Embryonic stem cells are among the body’s most flexible cells. They can turn into cells that make up organs, blood, nerves and bone. After birth, these cells exist in our bodies as adult stem cells and have a more limited range of options, usually restricted to the tissue in which they reside. Cells and the DNA within them accumulate injuries as we age and are therefore less able to carry out certain functions such as correcting damage to DNA, generating new cells or generating energy. That accumulated damage to the DNA in our adult stem cells makes them less effective in stem cell treatments and transplants. That is why we have to make the most of our cells before they age.
New Freezing and Storage Methods
Continuous development including Organoid Preservation
Better Freezing Methods
Strengthening and improving existing methods
Commercial Freezing Kits
Exploring areas of innovation in Cryobiology
Promise of tiny cells
For any cell therapy to be successful, the methods of isolating, growing and expanding cell cultures must be perfected. That means we must be able to produce millions upon millions of homogenous, long-lived cells that are free from contamination with unwanted viral, bacterial and chemical agents. Doing that becomes easier when we have access to the right cells, because the success of tissue generation varies from organ to organ. If we can discover the genes and proteins involved in every step of tissue and organ formation, it may be possible to manufacture more precise treatments and even the necessary body parts.
Things we didn't think were possible five years ago can today be done routinely in the lab.
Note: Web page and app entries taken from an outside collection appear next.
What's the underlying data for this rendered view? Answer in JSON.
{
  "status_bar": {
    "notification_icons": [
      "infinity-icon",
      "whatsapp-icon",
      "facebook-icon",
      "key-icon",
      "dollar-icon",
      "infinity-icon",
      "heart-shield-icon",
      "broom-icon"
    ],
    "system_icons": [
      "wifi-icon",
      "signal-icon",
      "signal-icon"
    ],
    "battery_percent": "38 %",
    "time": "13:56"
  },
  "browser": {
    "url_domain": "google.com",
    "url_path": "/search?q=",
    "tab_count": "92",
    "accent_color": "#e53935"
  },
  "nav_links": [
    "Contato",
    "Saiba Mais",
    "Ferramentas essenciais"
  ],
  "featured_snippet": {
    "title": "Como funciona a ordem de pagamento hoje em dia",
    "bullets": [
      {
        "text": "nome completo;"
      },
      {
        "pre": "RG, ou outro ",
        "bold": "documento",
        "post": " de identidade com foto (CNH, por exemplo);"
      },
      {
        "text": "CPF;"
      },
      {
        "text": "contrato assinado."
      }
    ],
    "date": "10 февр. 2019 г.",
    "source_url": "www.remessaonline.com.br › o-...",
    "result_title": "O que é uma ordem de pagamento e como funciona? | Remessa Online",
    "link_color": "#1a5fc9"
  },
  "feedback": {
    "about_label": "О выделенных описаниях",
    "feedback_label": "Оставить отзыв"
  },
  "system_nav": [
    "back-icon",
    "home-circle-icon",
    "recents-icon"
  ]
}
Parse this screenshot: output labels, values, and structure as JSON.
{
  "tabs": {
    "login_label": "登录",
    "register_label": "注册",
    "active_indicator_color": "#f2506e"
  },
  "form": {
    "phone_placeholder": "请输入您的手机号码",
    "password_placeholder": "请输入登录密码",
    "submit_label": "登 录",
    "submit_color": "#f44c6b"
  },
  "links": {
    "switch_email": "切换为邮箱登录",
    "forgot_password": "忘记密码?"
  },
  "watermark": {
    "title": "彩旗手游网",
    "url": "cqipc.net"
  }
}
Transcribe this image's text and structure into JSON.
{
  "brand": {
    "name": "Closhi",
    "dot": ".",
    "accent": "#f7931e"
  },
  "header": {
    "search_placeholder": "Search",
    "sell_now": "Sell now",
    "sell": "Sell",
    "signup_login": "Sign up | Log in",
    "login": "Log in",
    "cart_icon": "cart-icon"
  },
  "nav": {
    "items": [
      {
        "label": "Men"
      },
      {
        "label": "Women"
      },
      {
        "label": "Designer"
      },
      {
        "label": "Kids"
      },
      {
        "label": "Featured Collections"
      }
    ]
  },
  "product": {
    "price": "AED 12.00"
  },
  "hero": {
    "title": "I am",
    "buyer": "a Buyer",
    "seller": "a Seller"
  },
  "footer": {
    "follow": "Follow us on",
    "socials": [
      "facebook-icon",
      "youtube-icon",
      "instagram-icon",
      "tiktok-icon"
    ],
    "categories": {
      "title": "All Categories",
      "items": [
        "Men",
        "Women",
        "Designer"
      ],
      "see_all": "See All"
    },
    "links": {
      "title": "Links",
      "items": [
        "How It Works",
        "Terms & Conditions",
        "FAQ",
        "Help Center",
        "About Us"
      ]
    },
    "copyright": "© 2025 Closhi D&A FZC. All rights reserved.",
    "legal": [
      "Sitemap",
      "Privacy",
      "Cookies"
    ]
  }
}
In the long term, it would be ideal to supply enough stem cells to replace tissue and organs for every patient who needed one.